The United Nations Climate Change Conference in Glasgow (COP26) was an event of gigantic scale hosting 120 world leaders and over 40,000 participants for two weeks whilst making sure there was enough space to social distance according to the COVID rules at the time. There are a lot of 'building blocks' when it comes to events of this magnitude, and COP26 wasn't any different.
Event Cycle was entrusted by Identity Group and Her Majesty’s Government to identify and distribute valuable leftover building materials once the event had been and gone. Although a lot of these materials could have been recycled, the more sustainable choice is to keep the materials in use as they are and what better way than within the local community in Glasgow.
From road barriers to sand, tools and shelves to jerry cans, PPE to tarpaulin, it takes an awful lot to put together an event with a 3 month build time. With climate change at the top of the agenda, the items couldn’t go to waste and Event Cycle got to work with their network to what they could place with charities, community groups and social enterprises.
Transition Sterling, the environmental charity that focuses on helping the people of Stirlingshire transition to a more resilient, sustainable way of living, received road barriers and sand. They intend to use the road barriers as pedestrian barriers to keep their customers out of risk areas in their warehouse.
A safe space for men
Men's Shed Springburn and Milngavie and Bearsden Men’s Shed are both organisations operating in the city of Glasgow to address Men’s Mental Health in a constructive and creative way. By getting men together to work on a community project, the initiative allows space for men to talk, upskill and benefit the area around them, boosting self-esteem, confidence and building a community of their own with their work. Whilst still active during COVID the donated PPE kit will protect the men on their projects, tools will be used in their workshops and paint and shelving used on one of their many construction contracts.
EBI Unites is a volunteer social enterprise that is currently under the umbrella of a local Development Trust, providing community support in the fields of food & fuel poverty, mental health, and physical wellbeing. They received sand and timber that will be used to extend the space at one of their community hubs, Barnhill Farm.
Helping history stay afloat
Not just people, Event Cycle also managed to help in the upkeep of a legendary ship!
We’re referring to the Glenlee ship.
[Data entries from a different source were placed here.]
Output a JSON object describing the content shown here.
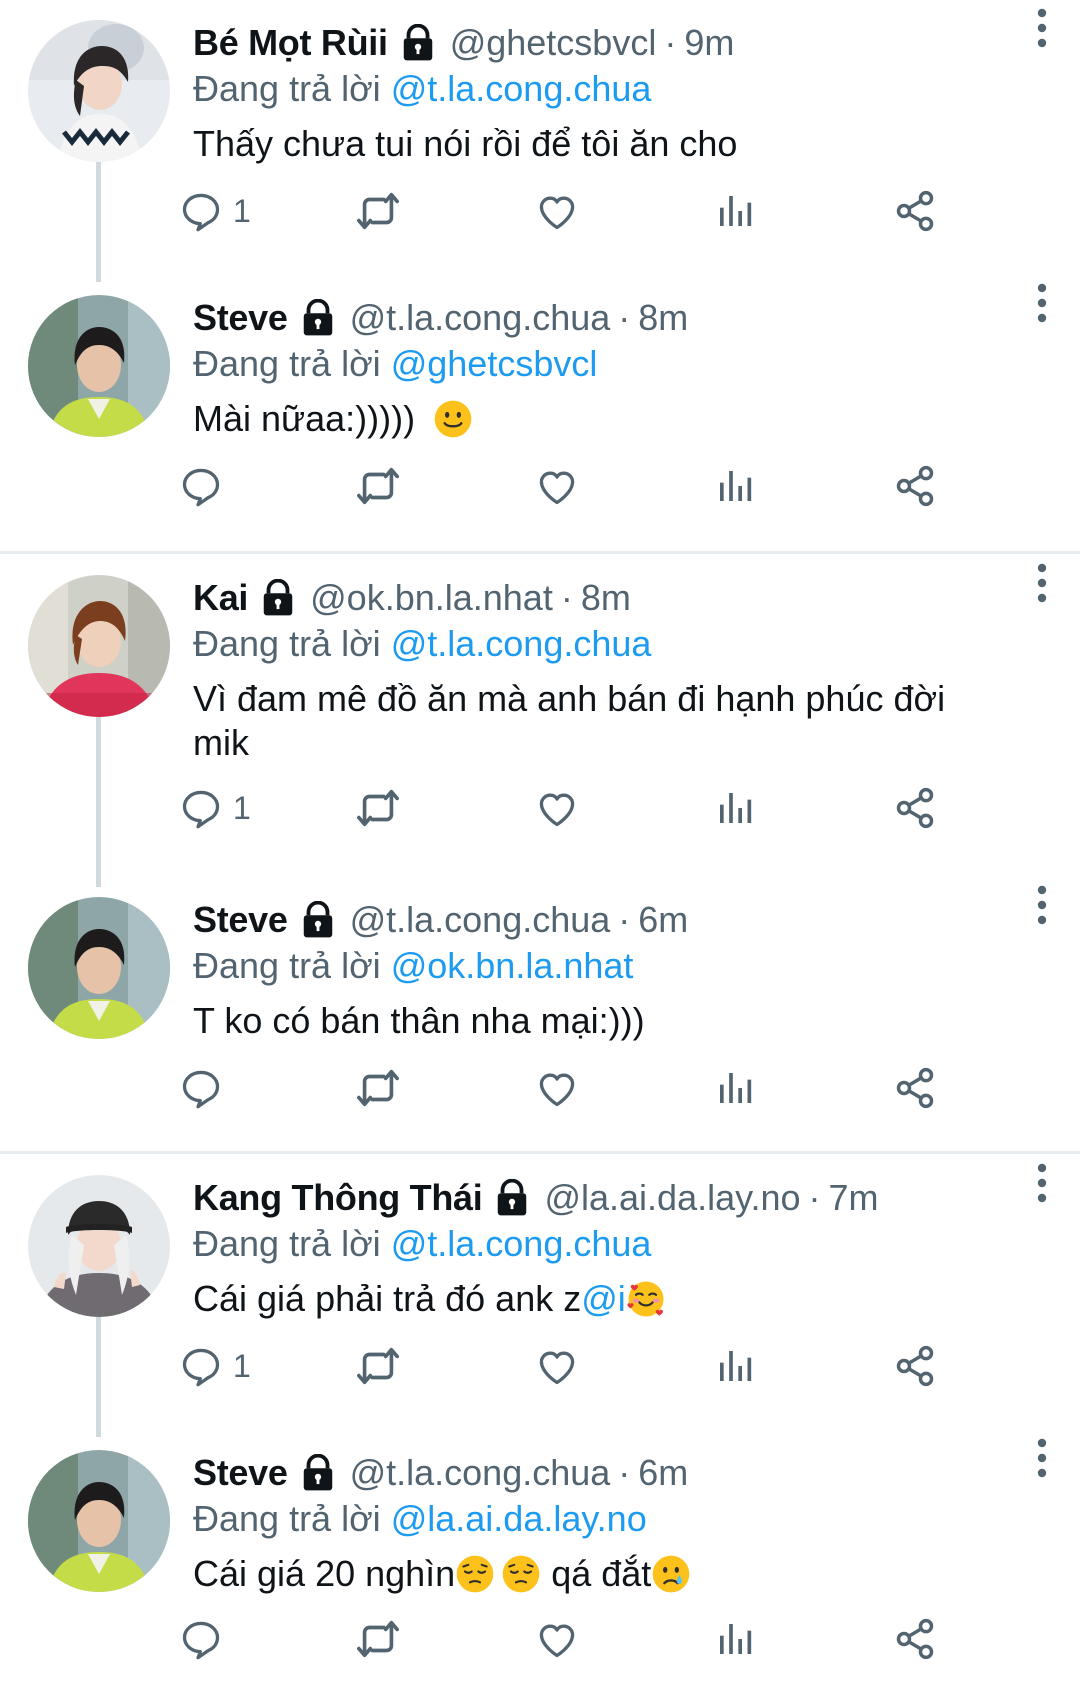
{
  "reply_prefix": "Đang trả lời",
  "colors": {
    "mention": "#1d9bf0",
    "secondary": "#536471",
    "separator": "#e7ecf0"
  },
  "tweets": [
    {
      "name": "Bé Mọt Rùii",
      "handle": "@ghetcsbvcl",
      "time": "9m",
      "reply_to": "@t.la.cong.chua",
      "text": "Thấy chưa tui nói rồi để tôi ăn cho",
      "reply_count": "1",
      "avatar": "avatar-bemot"
    },
    {
      "name": "Steve",
      "handle": "@t.la.cong.chua",
      "time": "8m",
      "reply_to": "@ghetcsbvcl",
      "text": "Mài nữaa:)))))",
      "emoji_after": "slightly-smiling-face",
      "reply_count": "",
      "avatar": "avatar-steve"
    },
    {
      "name": "Kai",
      "handle": "@ok.bn.la.nhat",
      "time": "8m",
      "reply_to": "@t.la.cong.chua",
      "text_line1": "Vì đam mê đồ ăn mà anh bán đi hạnh phúc đời",
      "text_line2": "mik",
      "reply_count": "1",
      "avatar": "avatar-kai"
    },
    {
      "name": "Steve",
      "handle": "@t.la.cong.chua",
      "time": "6m",
      "reply_to": "@ok.bn.la.nhat",
      "text": "T ko có bán thân nha mại:)))",
      "reply_count": "",
      "avatar": "avatar-steve"
    },
    {
      "name": "Kang Thông Thái",
      "handle": "@la.ai.da.lay.no",
      "time": "7m",
      "reply_to": "@t.la.cong.chua",
      "text": "Cái giá phải trả đó ank z",
      "text_mention": "@i",
      "emoji_after": "smiling-face-with-hearts",
      "reply_count": "1",
      "avatar": "avatar-kang"
    },
    {
      "name": "Steve",
      "handle": "@t.la.cong.chua",
      "time": "6m",
      "reply_to": "@la.ai.da.lay.no",
      "text_part1": "Cái giá 20 nghìn",
      "text_part2": " qá đắt",
      "emojis": [
        "pensive-face",
        "pensive-face",
        "crying-face"
      ],
      "reply_count": "",
      "avatar": "avatar-steve"
    }
  ]
}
Built in 1896, the former merchant sailing vessel will be 125 years old this year, the last remaining three-masted Clydebuilt ship still afloat in the UK.
The mission of the Clyde Maritime Trust is to care for the Glenlee and share the history of ships built on the Clyde for the benefit of all to enjoy and learn through its unique maritime heritage and legacy. They received water hoses, pumps, PPE kits, and jerry cans that they plan to use to maintain the Glenlee ship.
Would you believe us if we told you COP26’s legacy also helped some flowers bloom? Because that’s exactly what Deansmeadow Allotments Association did! They received the watering system from the VVIP garden area at COP26, which they will use to water their plants and help their members develop an interest in all things nature.
Insulating the communities of Scotland
One particular challenge was the repurposing of Rockwool insulation and insulation panels. Made from natural stone, the insulation is known to provide improvements in terms of fire resilience, sound-proofing, robustness, and aesthetic appeal. As the conference was held in winter, insulation was necessary to keep the heat inside the many temporary structures required for the event. Event Cycle started searching through their network and managed to find a few different homes for the nearly new materials.
The first charity that we found to make use of the insulation panels was a volunteer social enterprise operating under the umbrella of the local Development Trust, EBI Unites, which provides essential support to local Scottish communities. Their dedicated volunteers run a number of initiatives across the areas of food & fuel poverty, mental health, and physical wellbeing for the increased resilience and support of local people.
“The insulation and the timber is earmarked for an emu shelter when we get time. The emu is part of the animal interaction for physical and mental wellbeing.”
Chris Reid. EBI Unites
Next, Event Cycle was able to make another sizeable donation of the Rockwool insulation to a number of Men’s Sheds in the area to make use of in thier community-focused endeavours.
Finally, the non-profit organisation, ReSet Scenery, took the rest of the Rockwool off of our hands. It is their aim to provide the Scottish entertainment industry with an environmentally responsible circular alternative to landfill for its unwanted scenery, props, and furniture. They achieve this through the responsible and safe de-construction of items that are no longer usable, ensuring that all other materials are retained for further use. The next generation of green arts practitioners are inspired through the supply of a full stock of materials to public primary and secondary schools.
Re-Set Scenery had also been the first port of call for any set and prop materials needed in the design of the event. This was to make sure we were using repurposed materials before anything else. Additional items were sent back to them for the reuse of other agencies, theatres, and community groups. And we were happy to provide them with insulation panels, which are set to be used in the soundproofing of a local music studio.
Get in touch and realise the benefits of item donation and repurposing with Event Cycle.